1. The problem statement, all variables and given/known data

2. Relevant equations

3. The attempt at a solution

2. Apr 23, 2014

SteamKing

Staff Emeritus
It is your lack of understanding. Just because the axis of rotation runs thru the c.o.m., it does not necessarily follow that the moment of inertia is automatically zero. Remember, I = m*r^2, and that r^2 is what is key to understanding why I is not zero.

As an example, let's say that I have four masses m arrayed about the origin:
Mass 1 is located at (1,1)
Mass 2 is located at (-1,1)
Mass 3 is located at (-1,-1)
Mass 4 is located at (1,-1)

Clearly, the c.o.m. is located at (0,0). Each mass is Sqrt(2) units from the origin.

MOI = SUM (mi * ri^2), for 1 = 1 to 4

The MOI = m1 * 2 + m2 * 2 + m3 * 2 + m4 * 2 = 4*m*2 = 8m

3. Apr 23, 2014

haruspex

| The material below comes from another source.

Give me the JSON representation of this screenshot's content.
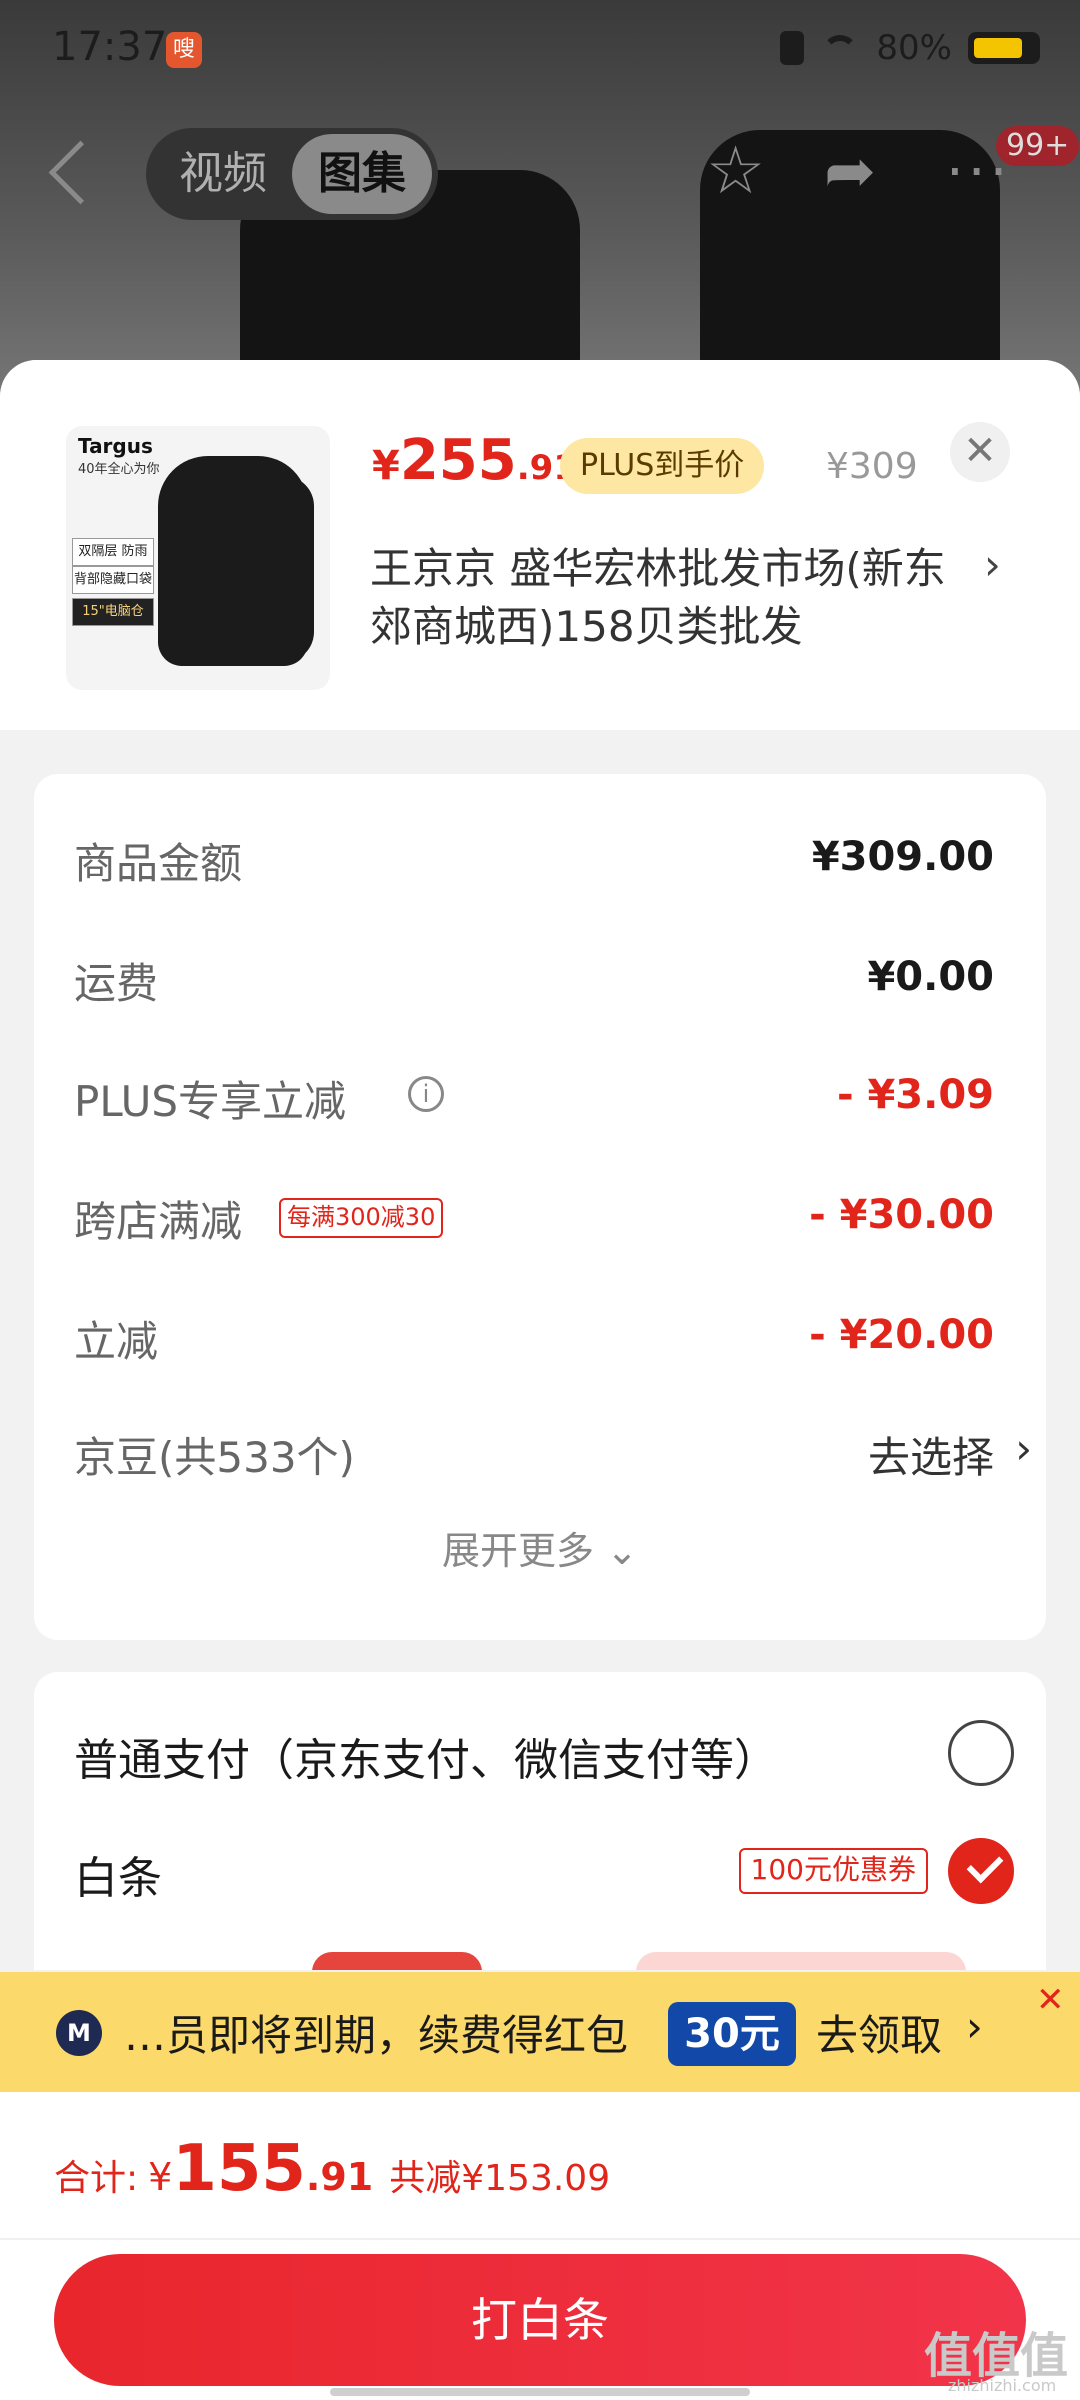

The moment of inertia is only mr2 when the whole mass is at distance r from the axis, e.g. as would be the case for a small mass element of a larger body. To get the MI of an arbitrary object you need to integrate over these mass elements: ∫r2.dm. Since dm and r2 are both non-negative, the result never cancels out.